By subverting the process, we mean that organizations try to bring command-and-control techniques to a process that does not work well with them. Asking Jen to become a Scrum Master because she “really knows how to crack the whip” is not what is called for. What Agile needs is a good facilitator who listens to people, knows how to remove impediments and can coach teams.

So if you’re planning an Agile implementation, here are some ideas:

  • Realize that it’s all about change and bring in change agents to guide you through the process
  • Get an executive briefing and bring an Agile coach in to train the team
  • Run a pilot project of 4- 6 months. Don’t make it a “bet-the farm” project but be sure it has at least some importance to the company
  • Put a mixture of enthusiasts and even naysayers on the team. You are going to want to roll this out to the larger organization or enterprise and you need a laboratory of sorts to simulate what it’s like

The Agile Transformation is not something to be taken lightly. Like all new methods or processes, you can introduce it methodically and respect its guidelines or haphazardly. It’s clear that those companies that respect the process and use Agile for the right type of projects are starting to see benefits.

  1. Rethinking Organizational Change: Reframing the Challenge of Change Management. Kenneth Kerber, Anthony F. Buono. Organizational Development Journal. Fall 2005.
  2. The Scrum Guide.

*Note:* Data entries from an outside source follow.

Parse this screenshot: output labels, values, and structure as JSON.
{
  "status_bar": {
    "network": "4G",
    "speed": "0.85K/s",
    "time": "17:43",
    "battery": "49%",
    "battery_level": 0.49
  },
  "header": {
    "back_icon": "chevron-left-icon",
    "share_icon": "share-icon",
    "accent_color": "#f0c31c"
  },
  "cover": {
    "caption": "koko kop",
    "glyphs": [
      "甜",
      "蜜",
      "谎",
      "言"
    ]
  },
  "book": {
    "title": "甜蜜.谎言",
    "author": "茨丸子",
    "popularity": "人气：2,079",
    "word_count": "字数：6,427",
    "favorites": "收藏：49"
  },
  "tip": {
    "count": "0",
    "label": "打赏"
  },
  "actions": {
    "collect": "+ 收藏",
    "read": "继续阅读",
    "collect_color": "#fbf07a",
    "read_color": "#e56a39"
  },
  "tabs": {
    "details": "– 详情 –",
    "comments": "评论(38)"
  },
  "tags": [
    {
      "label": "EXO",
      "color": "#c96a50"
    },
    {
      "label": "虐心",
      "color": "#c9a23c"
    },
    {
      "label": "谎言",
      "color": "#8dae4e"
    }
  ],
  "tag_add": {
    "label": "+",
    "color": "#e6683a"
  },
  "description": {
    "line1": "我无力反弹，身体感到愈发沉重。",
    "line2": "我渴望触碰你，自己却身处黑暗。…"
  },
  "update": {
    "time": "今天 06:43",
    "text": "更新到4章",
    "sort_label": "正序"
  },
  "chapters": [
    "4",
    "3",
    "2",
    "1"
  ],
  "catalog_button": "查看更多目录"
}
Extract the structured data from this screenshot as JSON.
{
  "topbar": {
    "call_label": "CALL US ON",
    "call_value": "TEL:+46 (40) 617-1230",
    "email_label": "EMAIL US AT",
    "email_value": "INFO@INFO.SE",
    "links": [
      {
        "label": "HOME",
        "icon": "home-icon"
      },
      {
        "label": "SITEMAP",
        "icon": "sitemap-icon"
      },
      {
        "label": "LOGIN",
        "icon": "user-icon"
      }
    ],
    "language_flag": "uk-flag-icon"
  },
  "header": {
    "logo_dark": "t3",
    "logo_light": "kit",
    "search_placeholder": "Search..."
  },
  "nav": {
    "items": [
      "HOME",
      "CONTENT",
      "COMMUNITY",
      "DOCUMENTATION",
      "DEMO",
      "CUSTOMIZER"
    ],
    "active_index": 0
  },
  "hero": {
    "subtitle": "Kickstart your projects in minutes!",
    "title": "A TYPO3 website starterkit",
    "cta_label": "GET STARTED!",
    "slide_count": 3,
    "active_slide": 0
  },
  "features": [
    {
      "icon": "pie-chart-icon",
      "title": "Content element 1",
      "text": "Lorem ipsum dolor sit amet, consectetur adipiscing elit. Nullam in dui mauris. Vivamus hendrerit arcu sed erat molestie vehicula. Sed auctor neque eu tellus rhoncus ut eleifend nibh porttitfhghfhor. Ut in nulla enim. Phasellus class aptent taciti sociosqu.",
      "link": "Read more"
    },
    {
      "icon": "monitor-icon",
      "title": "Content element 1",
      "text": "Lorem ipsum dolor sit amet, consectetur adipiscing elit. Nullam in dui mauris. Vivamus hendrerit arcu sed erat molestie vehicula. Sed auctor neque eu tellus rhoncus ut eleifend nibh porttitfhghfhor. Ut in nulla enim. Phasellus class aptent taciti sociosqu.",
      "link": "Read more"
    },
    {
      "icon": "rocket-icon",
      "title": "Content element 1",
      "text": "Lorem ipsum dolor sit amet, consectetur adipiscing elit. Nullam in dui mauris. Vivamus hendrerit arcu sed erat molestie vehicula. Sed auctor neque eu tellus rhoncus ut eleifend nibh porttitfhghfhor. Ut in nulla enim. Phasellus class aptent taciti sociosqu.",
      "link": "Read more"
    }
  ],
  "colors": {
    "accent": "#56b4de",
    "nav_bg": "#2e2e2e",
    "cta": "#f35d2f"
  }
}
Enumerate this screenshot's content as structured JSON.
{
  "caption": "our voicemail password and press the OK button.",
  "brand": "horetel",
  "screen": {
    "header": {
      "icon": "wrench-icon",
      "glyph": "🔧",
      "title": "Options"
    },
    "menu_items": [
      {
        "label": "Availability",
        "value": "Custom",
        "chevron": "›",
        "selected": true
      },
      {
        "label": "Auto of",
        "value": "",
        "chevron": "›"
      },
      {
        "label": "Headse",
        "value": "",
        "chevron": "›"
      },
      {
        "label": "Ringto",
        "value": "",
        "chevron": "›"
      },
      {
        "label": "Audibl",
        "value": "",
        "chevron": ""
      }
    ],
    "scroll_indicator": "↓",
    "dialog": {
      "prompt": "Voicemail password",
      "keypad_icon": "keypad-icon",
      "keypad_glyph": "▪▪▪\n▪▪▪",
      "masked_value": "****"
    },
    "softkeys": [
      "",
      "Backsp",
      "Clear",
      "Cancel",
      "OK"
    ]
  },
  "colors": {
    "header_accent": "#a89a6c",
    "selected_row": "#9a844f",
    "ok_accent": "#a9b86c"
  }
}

Ken Schwaber and Jeff Sutherland.

For further reading, I recommend this article, Scrum Master vs. Agile Coach: Why Successful Transformations Need Both. You can read it here.

2 Responses

  1. I think people get tied up in Guidelines and mistake them for Rules. By definition, they are meant to “guide” you. I like to call them guardrails. Every organization has its quirks and culture that require adaptation. That doesn’t mean you can’t be good at Agile, at ITIL, or whatever standard process your company is following.

    • Jim says:

      Sure. The problem I think is that some companies follow no guidelines. I had an email conversation with a student of mine. They were using almost none of the precepts of Agile. And yet management insisted on calling it that so they could say they were Agile. It’s almost like it’s become “hip” to be Agile but not everybody wants to do the actual hard work.